Barry: First off, if you’re facing major charges after a traffic accident it may very well be worthwhile getting a consultation with a traffic ticket lawyer to address whatever the charges, those are. Past that, the one thing that you want to be very careful to do is plead not guilty to the charges in the ticket, because that insures that the fact that you got a ticket will never come into evidence if there’s ever a trial relating to your accident. A lot of people fear the consequences of getting convicted in traffic court, that they’re going to have to pay a bigger fine. It really isn’t that big of a difference between what happens if you plead guilty versus not guilty of the most part in traffic court. But the consequences of having that traffic ticket come into evidence in a civil case really can be kind of devastating. You want to avoid having that happen by making sure that you plead not guilty to the charges in traffic court.
And the other thing that you have to keep in mind is that the only thing that really matters are charges that relate to the actual cause of the accident itself. So something that’s not a cause of the accident, like a seatbelt charge, you shouldn’t worry so much about that.
Pam: Wait, what about seat belts?
Barry: One of the weird quirks in the law in Illinois is that the use or non-use of a seatbelt technically isn’t admissible in a civil case relating to a car accident. The thought behind that is that it’s not considered contributory negligence on the part of an accident victim to not be wearing a seatbelt, because that didn’t actually cause the collision. So it doesn’t get to come into evidence at all. So the fact that somebody isn’t wearing a seatbelt at the time of the accident really never comes into evidence in a later civil trial.

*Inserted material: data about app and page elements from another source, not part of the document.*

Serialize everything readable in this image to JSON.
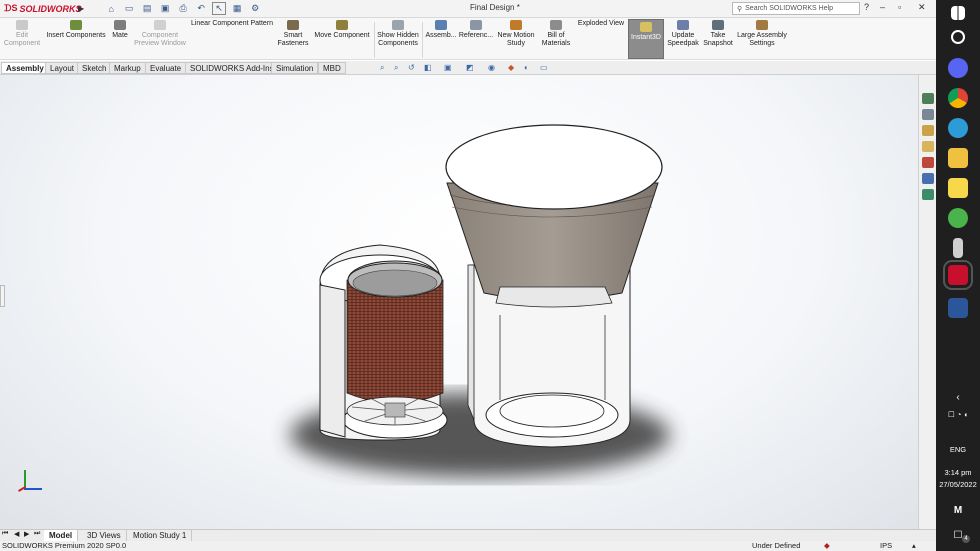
{
  "app": {
    "logo_text": "SOLIDWORKS",
    "document_title": "Final Design *",
    "search_placeholder": "Search SOLIDWORKS Help"
  },
  "commands": [
    {
      "label": "Edit Component",
      "disabled": true
    },
    {
      "label": "Insert Components",
      "disabled": false
    },
    {
      "label": "Mate",
      "disabled": false
    },
    {
      "label": "Component Preview Window",
      "disabled": true
    },
    {
      "label": "Linear Component Pattern",
      "disabled": false
    },
    {
      "label": "Smart Fasteners",
      "disabled": false
    },
    {
      "label": "Move Component",
      "disabled": false
    },
    {
      "label": "Show Hidden Components",
      "disabled": false
    },
    {
      "label": "Assemb...",
      "disabled": false
    },
    {
      "label": "Referenc...",
      "disabled": false
    },
    {
      "label": "New Motion Study",
      "disabled": false
    },
    {
      "label": "Bill of Materials",
      "disabled": false
    },
    {
      "label": "Exploded View",
      "disabled": false
    },
    {
      "label": "Instant3D",
      "disabled": false,
      "active": true
    },
    {
      "label": "Update Speedpak",
      "disabled": false
    },
    {
      "label": "Take Snapshot",
      "disabled": false
    },
    {
      "label": "Large Assembly Settings",
      "disabled": false
    }
  ],
  "tabs": [
    "Assembly",
    "Layout",
    "Sketch",
    "Markup",
    "Evaluate",
    "SOLIDWORKS Add-Ins",
    "Simulation",
    "MBD"
  ],
  "bottom_tabs": [
    "Model",
    "3D Views",
    "Motion Study 1"
  ],
  "status": {
    "left": "SOLIDWORKS Premium 2020 SP0.0",
    "state": "Under Defined",
    "units": "IPS"
  },
  "taskbar": {
    "lang": "ENG",
    "time": "3:14 pm",
    "date": "27/05/2022",
    "notification_count": "4"
  },
  "colors": {
    "accent": "#c8102e",
    "coil": "#8b4a3a",
    "hopper": "#9a9088"
  }
}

Pam: So what do you recommend to people when the other driver gets the ticket?
Barry: So if you’re the one who’s involved in the accident and the other driver gets the ticket, the thing that I recommend to my clients is that when there is a traffic court hearing that you show up. Because if you don’t show up for the traffic court hearing, the ticket will almost always be dismissed. If you’re there the proceedings go ahead on the traffic ticket and there’s always a reasonable chance that that other driver’s going to pleading guilty to the charges in the ticket, which allows the fact that they got a ticket to come into evidence in a later civil case. And that can really be a pretty powerful point of leverage in trying to get your case resolved on favorable terms.
Pam: This is Fighting for What’s Right with personal injury attorney Barry Doyle. For more videos like this one log onto our website at fightingforwhatsright.com, or subscribe to our YouTube channel.